A jury couldn’t reach a verdict after his first trial last fall, according to the Orange County Register. Prosecutors argued Mordick killed his wife “in order to keep custody of his daughters, ages 2 and 4 at the time, and to avoid paying the $650 monthly child support payments,” according to an article you can read here.

Mordick’s second trial is scheduled to begin April 14, but an assistant to defense lawyer Jack Earley said today that it will be postponed to allow more time to prepare.

Mordick owned and operated Photography by Gregory in Spokane beginning in the early 1990s.

Previous coverage:

Spokane photographer held in wife’s 1983 slaying

Husband guilty in pregnant teacher’s killing

(Joel Mills/The Lewiston Tribune)

Sarah Parks’ family badly wants to know how she died.

With that in mind, they are supporting a plea agreement that will send her husband Silas Parks to prison for a maximum of 40 years, Latah County Prosecutor William Thompson Jr. said.

“I think at this point, in addition to wanting to be assured that an appropriate punishment is handed down, they also want to know exactly what happened,” Thompson said.

Silas Parks pleaded guilty Tuesday to two counts of voluntary manslaughter and one count of first-degree arson in connection with the death last year of his pregnant wife, Sarah Parks, a third-grade teacher at Moscow Charter School.

Silas Parks, 26, of Kendrick, Idaho, was initially charged with two counts of first-degree murder and the arson count.

But a plea deal negotiated with the Latah County Prosecutor’s Office reduced the murder charges. It also stipulated that as part of a presentence investigation, Silas Parks will describe in detail how he killed Sarah Parks and then set fire to their Moscow duplex.

Read the rest of the Lewiston Tribune story here.

Drifter gets 25 years for ‘08 strangulation

A panhandler who murdered a woman in a dispute over $20 was sentenced today to 25 years in prison.  

Michael A. Quinones, 29, pleaded guilty to first-degree murder for the Oct. 6, 2008, strangulation death of 28-year-old Jennifer L. Siria.

“This was not a planned thing,” Quinones said. “Frankly, I don’t remember half of it. I’m not a brutal savage. This just got out of hand that night. I’m sorry it occurred.”

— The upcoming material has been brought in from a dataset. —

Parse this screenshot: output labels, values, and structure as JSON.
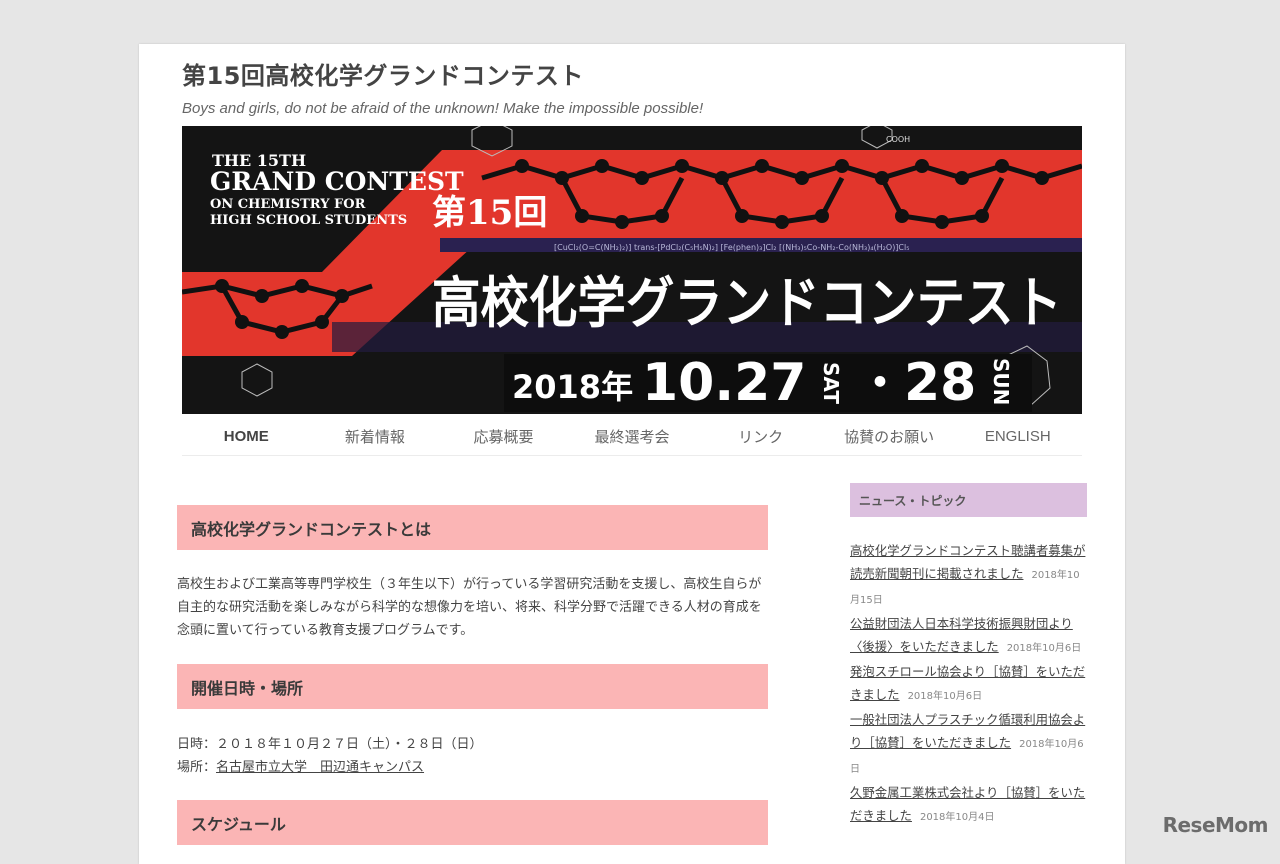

Another defendant, 19-year-old Matthew T. Shope, is expected to be sentenced for the murder soon.

Read Tom Clouse’s story here.

Past coverage:

Panhandler sought in woman’s killing

Second suspect charged in murder

Police: Accused killer wrote rape suspect’s alleged victim/a>